Other art galleries like Emami, Delhi Art Gallery (DAG), Vadhera art gallery, Goa art gallery and 079 art gallery, have started organizing virtual tours, talk shows with artists, knowing the process of art and even coaching sessions, besides art auction and sale. In Ahmedabad, regular art shows have started in Hutheesing Art Centre and Amdavad ni Gufa, which now invite viewers with appointment.
Purva Damani, Founder Director of 079 Art gallery said that galleries have evolved during the last 7 months. “We have now realized that it is a new normal,” says Purva. “We put up two shows where online viewing was supported by physical viewing for those who wished. In October, we did a multiple artist show “Beautiful Chaos” that brought different perspectives from various artists to a society facing chaos and churning. About 25 artists from Bangalore, Pune Calcutta, Ahmedabad and Baroda exhibited 100 art works, and we got good online and offline traction. Currently, we have Rahul Inamdar’s “As is” show going on till January 31”.
Talking of the future, Purva feels galleries have to cater to a more diverse and larger audience by going online. “Showcasing is important. Buyers now like to view a variety of offerings before choosing, and they are open to experimenting. In the new year, we will be focusing on social media outreach, video viewing and coming up with interactive solutions like mock grid in which we ask the client to share the photo of the place where they are likely to place the work of art; we then digitally place it there and show them how it will look. The sale of luxury products has gone up post Covid, and I think the art market too is following that trend. We are seeing a positive sentiment as people are spending more time at home and want to beautify them.”
Merger of art and technology
Ahmedabad’s famous classical musical festival has kept true to its yearly schedule, going fully online this year, from January 1st to January 13th. “Of course, there are a lot of challenges, the most important being the “mahol” (the live feel), which will be missing,” says Prafull Abubhai, one of the advisors to Saptak Trust.

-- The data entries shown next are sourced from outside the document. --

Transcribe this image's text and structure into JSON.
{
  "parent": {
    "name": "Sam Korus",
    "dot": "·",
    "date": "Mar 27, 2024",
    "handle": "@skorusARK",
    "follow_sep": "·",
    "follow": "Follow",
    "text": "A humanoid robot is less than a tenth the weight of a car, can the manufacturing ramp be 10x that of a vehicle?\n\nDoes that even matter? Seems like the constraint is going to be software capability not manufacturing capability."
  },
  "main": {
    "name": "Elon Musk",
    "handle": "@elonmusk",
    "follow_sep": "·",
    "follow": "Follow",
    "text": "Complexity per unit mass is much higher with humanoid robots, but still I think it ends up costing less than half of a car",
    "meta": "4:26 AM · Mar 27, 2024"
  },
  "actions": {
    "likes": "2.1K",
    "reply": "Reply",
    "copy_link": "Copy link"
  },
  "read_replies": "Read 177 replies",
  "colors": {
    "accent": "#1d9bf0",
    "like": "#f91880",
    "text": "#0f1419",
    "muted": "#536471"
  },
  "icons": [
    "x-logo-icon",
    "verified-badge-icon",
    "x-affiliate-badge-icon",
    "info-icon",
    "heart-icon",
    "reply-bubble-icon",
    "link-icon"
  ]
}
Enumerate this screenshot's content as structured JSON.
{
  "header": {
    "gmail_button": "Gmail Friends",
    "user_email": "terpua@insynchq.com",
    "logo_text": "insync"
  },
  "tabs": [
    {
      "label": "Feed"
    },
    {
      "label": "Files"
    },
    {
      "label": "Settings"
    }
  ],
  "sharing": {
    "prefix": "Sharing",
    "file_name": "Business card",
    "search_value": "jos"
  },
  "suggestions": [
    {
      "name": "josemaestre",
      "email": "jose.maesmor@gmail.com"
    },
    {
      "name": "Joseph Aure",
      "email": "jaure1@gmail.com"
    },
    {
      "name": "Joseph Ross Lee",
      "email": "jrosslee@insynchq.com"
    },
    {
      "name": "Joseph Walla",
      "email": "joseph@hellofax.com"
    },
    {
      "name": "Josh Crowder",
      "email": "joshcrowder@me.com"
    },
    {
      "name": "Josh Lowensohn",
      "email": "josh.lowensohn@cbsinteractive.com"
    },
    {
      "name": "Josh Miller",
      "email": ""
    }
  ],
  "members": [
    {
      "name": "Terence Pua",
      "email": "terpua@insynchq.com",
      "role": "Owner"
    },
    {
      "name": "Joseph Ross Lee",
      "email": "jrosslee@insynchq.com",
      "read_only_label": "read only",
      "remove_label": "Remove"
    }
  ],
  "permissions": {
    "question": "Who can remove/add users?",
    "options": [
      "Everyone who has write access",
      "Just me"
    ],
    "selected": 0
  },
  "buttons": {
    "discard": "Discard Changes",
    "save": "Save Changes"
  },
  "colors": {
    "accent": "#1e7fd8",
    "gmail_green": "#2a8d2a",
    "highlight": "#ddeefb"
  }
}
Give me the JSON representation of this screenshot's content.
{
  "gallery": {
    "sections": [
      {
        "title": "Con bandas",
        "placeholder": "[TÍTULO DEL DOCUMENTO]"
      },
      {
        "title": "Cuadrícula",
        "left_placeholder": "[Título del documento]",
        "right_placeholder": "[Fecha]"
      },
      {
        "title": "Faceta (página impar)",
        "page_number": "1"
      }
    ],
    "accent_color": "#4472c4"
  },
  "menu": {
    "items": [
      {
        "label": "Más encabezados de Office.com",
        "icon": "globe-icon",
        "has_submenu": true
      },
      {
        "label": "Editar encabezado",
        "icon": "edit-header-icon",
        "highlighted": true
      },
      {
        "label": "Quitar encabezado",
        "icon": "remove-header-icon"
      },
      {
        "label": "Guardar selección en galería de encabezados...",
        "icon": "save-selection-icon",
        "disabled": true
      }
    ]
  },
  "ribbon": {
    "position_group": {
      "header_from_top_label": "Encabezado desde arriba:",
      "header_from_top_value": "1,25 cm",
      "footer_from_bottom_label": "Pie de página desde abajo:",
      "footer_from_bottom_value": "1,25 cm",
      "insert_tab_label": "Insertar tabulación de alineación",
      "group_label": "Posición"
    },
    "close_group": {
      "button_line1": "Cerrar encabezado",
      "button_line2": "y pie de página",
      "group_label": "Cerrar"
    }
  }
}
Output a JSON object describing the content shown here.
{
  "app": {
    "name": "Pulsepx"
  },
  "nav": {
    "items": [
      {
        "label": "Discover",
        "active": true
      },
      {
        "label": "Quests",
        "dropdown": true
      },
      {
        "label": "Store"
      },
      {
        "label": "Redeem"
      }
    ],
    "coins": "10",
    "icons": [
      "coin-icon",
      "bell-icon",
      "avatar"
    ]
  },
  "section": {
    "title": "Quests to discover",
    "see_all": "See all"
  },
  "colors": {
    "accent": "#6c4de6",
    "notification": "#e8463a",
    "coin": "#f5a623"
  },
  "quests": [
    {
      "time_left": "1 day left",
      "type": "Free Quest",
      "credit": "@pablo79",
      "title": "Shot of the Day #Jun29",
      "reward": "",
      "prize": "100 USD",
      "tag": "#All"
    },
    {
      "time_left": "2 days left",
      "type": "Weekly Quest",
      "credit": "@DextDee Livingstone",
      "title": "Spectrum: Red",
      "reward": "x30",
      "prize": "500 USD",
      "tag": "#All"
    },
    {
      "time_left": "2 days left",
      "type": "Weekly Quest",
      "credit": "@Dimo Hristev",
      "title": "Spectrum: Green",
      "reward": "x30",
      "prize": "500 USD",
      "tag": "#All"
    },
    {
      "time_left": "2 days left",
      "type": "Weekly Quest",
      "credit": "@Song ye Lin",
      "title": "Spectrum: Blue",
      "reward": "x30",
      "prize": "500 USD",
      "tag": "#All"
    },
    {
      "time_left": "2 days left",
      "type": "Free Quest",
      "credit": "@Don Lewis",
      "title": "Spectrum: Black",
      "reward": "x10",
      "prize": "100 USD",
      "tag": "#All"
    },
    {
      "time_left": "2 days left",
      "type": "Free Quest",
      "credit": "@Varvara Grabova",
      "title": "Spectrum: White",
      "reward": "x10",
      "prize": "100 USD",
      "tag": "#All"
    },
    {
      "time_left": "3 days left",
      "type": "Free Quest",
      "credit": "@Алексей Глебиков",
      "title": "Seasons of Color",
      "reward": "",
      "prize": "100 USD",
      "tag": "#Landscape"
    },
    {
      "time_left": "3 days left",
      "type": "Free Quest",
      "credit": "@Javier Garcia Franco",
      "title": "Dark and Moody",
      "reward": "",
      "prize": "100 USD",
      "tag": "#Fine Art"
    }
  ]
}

“Another thing that will be missing is the live Jugal bandhis, that was always well-appreciated. But we decided not to do live recordings as there are issues of connectivity and uninterrupted performance,” he said.
See the festival calendar here.
What the artists will be performing uniquely for Saptak and in line with Saptak tradition, being online, the festival will also feature renditions from artistes like sarod maestro Aalam Khan, who are abroad. “We have kept nominal prices for tickets at $100 for international music lovers and a minimum of Rs 1,500 donation from our national patrons, for a season pass that covers 30 performances,” added Prafull.
Most artistes believe that the future lies in hybrid shows and performances, a mix of online and physical presence in some form. “We have realized that while we still prefer physical presence for instructional classes, online connect is ok for practice sessions,” says dance guru Chandan Thakore, Director, Nrutya Bharti, Ahmedabad. “We even did an Aarangetram was done at Scrapyard amphitheatre, with just 50 invitees presente and others attending online.” They have planned another show on January 10th for students who learnt Bharatanatyam online.
It never was an easy life for an artist and post-COVID it is going to be a struggle as a performer of of classical art forms, feels Chandan. “But classical dance instills tremendous self-discipline and life-skills along with the creativity and beauty of expression through dance.”
Merging online and offline means experimenting with a new reality says the dance guru. “The best thing that has happened is that the mental block of merging art and technology is completely broken,” adds Chandan.